Liberty on Tap since 1984
Most children naturally seek close friends. In a survey of nearly 3,000 Americans ages 8 to 24 conducted last year by Harris Interactive, 94 percent said they had at least one close friend. But the classic best-friend bond — the two special pals who share secrets and exploits, who gravitate to each other on the playground and who head out the door together every day after school — signals potential trouble for school officials intent on discouraging anything that hints of exclusivity, in part because of concerns about cliques and bullying.As somebody who felt -- in junior high, particularly -- on the wrong side of the line of cliquishness and bullying, I've got to say: This is profoundly stupid. It's a weird attempt to create a socialism of friendship -- everybody is everybody's friend! -- that has nothing at all to do with the real world those children enter as adults.
“I think it is kids’ preference to pair up and have that one best friend. As adults — teachers and counselors — we try to encourage them not to do that,” said Christine Laycob, director of counseling at Mary Institute and St. Louis Country Day School in St. Louis. “We try to talk to kids and work with them to get them to have big groups of friends and not be so possessive about friends.”

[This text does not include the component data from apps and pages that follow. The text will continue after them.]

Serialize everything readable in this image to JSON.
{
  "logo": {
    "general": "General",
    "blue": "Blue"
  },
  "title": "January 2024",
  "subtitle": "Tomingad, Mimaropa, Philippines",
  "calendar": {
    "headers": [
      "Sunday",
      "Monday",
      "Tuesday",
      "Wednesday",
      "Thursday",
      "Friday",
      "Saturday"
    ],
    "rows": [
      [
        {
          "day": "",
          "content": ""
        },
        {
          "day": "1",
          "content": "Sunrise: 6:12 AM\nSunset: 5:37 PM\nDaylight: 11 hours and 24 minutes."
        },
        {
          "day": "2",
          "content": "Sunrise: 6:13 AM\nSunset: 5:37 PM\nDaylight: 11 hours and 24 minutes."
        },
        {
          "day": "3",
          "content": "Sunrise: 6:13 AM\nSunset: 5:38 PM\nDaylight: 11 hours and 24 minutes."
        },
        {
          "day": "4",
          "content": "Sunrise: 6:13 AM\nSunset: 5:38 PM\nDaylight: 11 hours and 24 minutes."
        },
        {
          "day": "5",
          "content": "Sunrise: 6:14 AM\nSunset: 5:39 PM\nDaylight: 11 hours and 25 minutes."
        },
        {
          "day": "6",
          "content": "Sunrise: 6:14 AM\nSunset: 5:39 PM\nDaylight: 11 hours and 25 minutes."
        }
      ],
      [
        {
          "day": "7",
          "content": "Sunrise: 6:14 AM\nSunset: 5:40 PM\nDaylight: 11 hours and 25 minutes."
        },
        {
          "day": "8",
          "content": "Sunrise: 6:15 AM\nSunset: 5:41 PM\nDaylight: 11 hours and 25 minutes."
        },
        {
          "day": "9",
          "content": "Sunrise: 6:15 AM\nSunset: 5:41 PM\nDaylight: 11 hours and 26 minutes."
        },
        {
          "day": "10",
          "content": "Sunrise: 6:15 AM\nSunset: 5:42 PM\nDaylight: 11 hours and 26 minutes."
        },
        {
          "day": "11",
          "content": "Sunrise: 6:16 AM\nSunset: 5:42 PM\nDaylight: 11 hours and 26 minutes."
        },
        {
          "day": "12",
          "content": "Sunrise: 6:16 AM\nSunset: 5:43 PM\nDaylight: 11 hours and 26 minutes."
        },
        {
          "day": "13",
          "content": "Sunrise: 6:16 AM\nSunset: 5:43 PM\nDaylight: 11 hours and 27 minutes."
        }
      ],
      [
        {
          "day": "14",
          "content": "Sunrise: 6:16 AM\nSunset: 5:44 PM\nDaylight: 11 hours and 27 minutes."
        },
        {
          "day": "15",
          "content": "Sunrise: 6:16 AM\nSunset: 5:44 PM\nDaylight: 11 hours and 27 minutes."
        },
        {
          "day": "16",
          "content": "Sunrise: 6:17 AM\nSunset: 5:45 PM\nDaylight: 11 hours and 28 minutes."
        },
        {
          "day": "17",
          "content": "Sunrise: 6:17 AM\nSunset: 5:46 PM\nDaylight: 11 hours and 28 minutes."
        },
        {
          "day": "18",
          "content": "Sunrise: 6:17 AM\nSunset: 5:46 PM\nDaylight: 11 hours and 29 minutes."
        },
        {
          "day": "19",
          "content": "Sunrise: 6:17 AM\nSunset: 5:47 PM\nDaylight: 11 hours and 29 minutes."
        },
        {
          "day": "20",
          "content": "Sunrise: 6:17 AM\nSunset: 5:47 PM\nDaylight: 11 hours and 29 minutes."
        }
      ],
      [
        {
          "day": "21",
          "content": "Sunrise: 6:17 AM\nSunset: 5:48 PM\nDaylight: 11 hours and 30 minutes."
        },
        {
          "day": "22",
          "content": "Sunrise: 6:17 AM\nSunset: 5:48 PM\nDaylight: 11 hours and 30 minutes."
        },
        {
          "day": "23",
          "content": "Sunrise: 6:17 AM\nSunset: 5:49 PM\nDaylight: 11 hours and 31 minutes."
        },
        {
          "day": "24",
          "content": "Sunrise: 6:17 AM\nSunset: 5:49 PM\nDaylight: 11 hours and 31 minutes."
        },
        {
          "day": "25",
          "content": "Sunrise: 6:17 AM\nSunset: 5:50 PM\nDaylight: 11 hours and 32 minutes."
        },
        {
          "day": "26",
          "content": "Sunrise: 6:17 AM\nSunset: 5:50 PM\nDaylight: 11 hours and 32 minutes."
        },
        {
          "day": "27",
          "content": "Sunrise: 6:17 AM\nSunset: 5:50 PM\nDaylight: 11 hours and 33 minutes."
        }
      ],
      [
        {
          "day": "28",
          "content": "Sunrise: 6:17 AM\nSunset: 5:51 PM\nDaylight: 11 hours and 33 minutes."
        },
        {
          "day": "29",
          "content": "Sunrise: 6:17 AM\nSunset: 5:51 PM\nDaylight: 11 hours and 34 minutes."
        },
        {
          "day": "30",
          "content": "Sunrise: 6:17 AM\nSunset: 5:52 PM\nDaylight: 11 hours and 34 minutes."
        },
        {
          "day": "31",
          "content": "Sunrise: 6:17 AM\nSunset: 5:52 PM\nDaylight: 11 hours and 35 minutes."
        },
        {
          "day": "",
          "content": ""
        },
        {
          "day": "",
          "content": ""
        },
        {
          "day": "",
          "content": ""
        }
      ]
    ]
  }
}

“Parents sometimes say Johnny needs that one special friend,” she continued. “We say he doesn’t need a best friend.”